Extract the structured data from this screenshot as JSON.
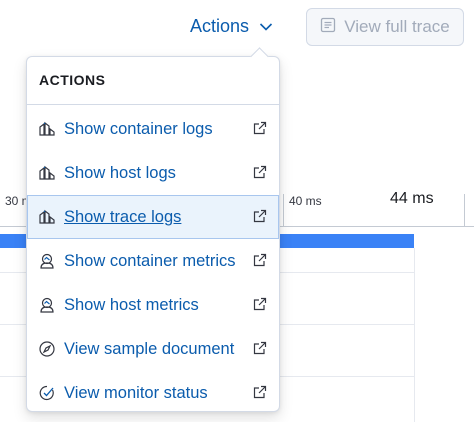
{
  "header": {
    "actions_label": "Actions",
    "view_full_trace_label": "View full trace"
  },
  "timeline": {
    "tick_left": "30 m",
    "tick_mid": "40 ms",
    "tick_end": "44 ms"
  },
  "popover": {
    "title": "ACTIONS",
    "items": [
      {
        "label": "Show container logs",
        "icon": "logs-app-icon"
      },
      {
        "label": "Show host logs",
        "icon": "logs-app-icon"
      },
      {
        "label": "Show trace logs",
        "icon": "logs-app-icon",
        "highlighted": true
      },
      {
        "label": "Show container metrics",
        "icon": "metrics-app-icon"
      },
      {
        "label": "Show host metrics",
        "icon": "metrics-app-icon"
      },
      {
        "label": "View sample document",
        "icon": "compass-icon"
      },
      {
        "label": "View monitor status",
        "icon": "uptime-app-icon"
      }
    ]
  },
  "colors": {
    "link": "#0b5cad",
    "span_bar": "#3a82f6",
    "highlight_bg": "#eaf3fc"
  }
}
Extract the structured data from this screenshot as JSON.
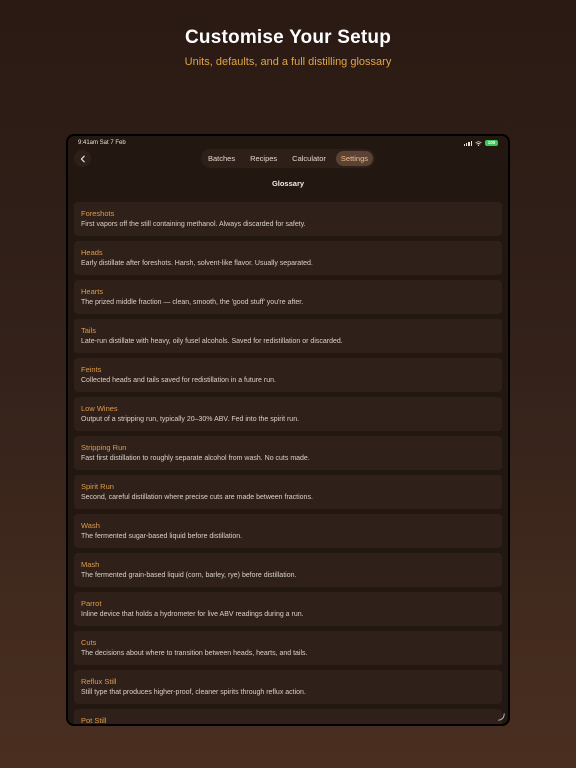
{
  "promo": {
    "title": "Customise Your Setup",
    "subtitle": "Units, defaults, and a full distilling glossary"
  },
  "status_bar": {
    "time": "9:41am  Sat 7 Feb",
    "battery": "100"
  },
  "tabs": [
    {
      "label": "Batches",
      "active": false
    },
    {
      "label": "Recipes",
      "active": false
    },
    {
      "label": "Calculator",
      "active": false
    },
    {
      "label": "Settings",
      "active": true
    }
  ],
  "screen_title": "Glossary",
  "glossary": [
    {
      "term": "Foreshots",
      "definition": "First vapors off the still containing methanol. Always discarded for safety."
    },
    {
      "term": "Heads",
      "definition": "Early distillate after foreshots. Harsh, solvent-like flavor. Usually separated."
    },
    {
      "term": "Hearts",
      "definition": "The prized middle fraction — clean, smooth, the 'good stuff' you're after."
    },
    {
      "term": "Tails",
      "definition": "Late-run distillate with heavy, oily fusel alcohols. Saved for redistillation or discarded."
    },
    {
      "term": "Feints",
      "definition": "Collected heads and tails saved for redistillation in a future run."
    },
    {
      "term": "Low Wines",
      "definition": "Output of a stripping run, typically 20–30% ABV. Fed into the spirit run."
    },
    {
      "term": "Stripping Run",
      "definition": "Fast first distillation to roughly separate alcohol from wash. No cuts made."
    },
    {
      "term": "Spirit Run",
      "definition": "Second, careful distillation where precise cuts are made between fractions."
    },
    {
      "term": "Wash",
      "definition": "The fermented sugar-based liquid before distillation."
    },
    {
      "term": "Mash",
      "definition": "The fermented grain-based liquid (corn, barley, rye) before distillation."
    },
    {
      "term": "Parrot",
      "definition": "Inline device that holds a hydrometer for live ABV readings during a run."
    },
    {
      "term": "Cuts",
      "definition": "The decisions about where to transition between heads, hearts, and tails."
    },
    {
      "term": "Reflux Still",
      "definition": "Still type that produces higher-proof, cleaner spirits through reflux action."
    },
    {
      "term": "Pot Still",
      "definition": ""
    }
  ],
  "colors": {
    "accent": "#df9b4a",
    "subtitle": "#e0a446",
    "card": "#2f211a",
    "background": "#231711"
  },
  "icons": [
    "back-chevron-icon",
    "signal-icon",
    "wifi-icon",
    "battery-icon"
  ]
}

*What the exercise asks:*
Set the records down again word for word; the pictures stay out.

*Exercise answer:*
Extract the structured data from this screenshot as JSON.
{
  "header": {
    "actions_label": "Actions",
    "view_full_trace_label": "View full trace"
  },
  "timeline": {
    "tick_left": "30 m",
    "tick_mid": "40 ms",
    "tick_end": "44 ms"
  },
  "popover": {
    "title": "ACTIONS",
    "items": [
      {
        "label": "Show container logs",
        "icon": "logs-app-icon"
      },
      {
        "label": "Show host logs",
        "icon": "logs-app-icon"
      },
      {
        "label": "Show trace logs",
        "icon": "logs-app-icon",
        "highlighted": true
      },
      {
        "label": "Show container metrics",
        "icon": "metrics-app-icon"
      },
      {
        "label": "Show host metrics",
        "icon": "metrics-app-icon"
      },
      {
        "label": "View sample document",
        "icon": "compass-icon"
      },
      {
        "label": "View monitor status",
        "icon": "uptime-app-icon"
      }
    ]
  },
  "colors": {
    "link": "#0b5cad",
    "span_bar": "#3a82f6",
    "highlight_bg": "#eaf3fc"
  }
}
Extract the structured data from this screenshot as JSON.
{
  "promo": {
    "title": "Customise Your Setup",
    "subtitle": "Units, defaults, and a full distilling glossary"
  },
  "status_bar": {
    "time": "9:41am  Sat 7 Feb",
    "battery": "100"
  },
  "tabs": [
    {
      "label": "Batches",
      "active": false
    },
    {
      "label": "Recipes",
      "active": false
    },
    {
      "label": "Calculator",
      "active": false
    },
    {
      "label": "Settings",
      "active": true
    }
  ],
  "screen_title": "Glossary",
  "glossary": [
    {
      "term": "Foreshots",
      "definition": "First vapors off the still containing methanol. Always discarded for safety."
    },
    {
      "term": "Heads",
      "definition": "Early distillate after foreshots. Harsh, solvent-like flavor. Usually separated."
    },
    {
      "term": "Hearts",
      "definition": "The prized middle fraction — clean, smooth, the 'good stuff' you're after."
    },
    {
      "term": "Tails",
      "definition": "Late-run distillate with heavy, oily fusel alcohols. Saved for redistillation or discarded."
    },
    {
      "term": "Feints",
      "definition": "Collected heads and tails saved for redistillation in a future run."
    },
    {
      "term": "Low Wines",
      "definition": "Output of a stripping run, typically 20–30% ABV. Fed into the spirit run."
    },
    {
      "term": "Stripping Run",
      "definition": "Fast first distillation to roughly separate alcohol from wash. No cuts made."
    },
    {
      "term": "Spirit Run",
      "definition": "Second, careful distillation where precise cuts are made between fractions."
    },
    {
      "term": "Wash",
      "definition": "The fermented sugar-based liquid before distillation."
    },
    {
      "term": "Mash",
      "definition": "The fermented grain-based liquid (corn, barley, rye) before distillation."
    },
    {
      "term": "Parrot",
      "definition": "Inline device that holds a hydrometer for live ABV readings during a run."
    },
    {
      "term": "Cuts",
      "definition": "The decisions about where to transition between heads, hearts, and tails."
    },
    {
      "term": "Reflux Still",
      "definition": "Still type that produces higher-proof, cleaner spirits through reflux action."
    },
    {
      "term": "Pot Still",
      "definition": ""
    }
  ],
  "colors": {
    "accent": "#df9b4a",
    "subtitle": "#e0a446",
    "card": "#2f211a",
    "background": "#231711"
  },
  "icons": [
    "back-chevron-icon",
    "signal-icon",
    "wifi-icon",
    "battery-icon"
  ]
}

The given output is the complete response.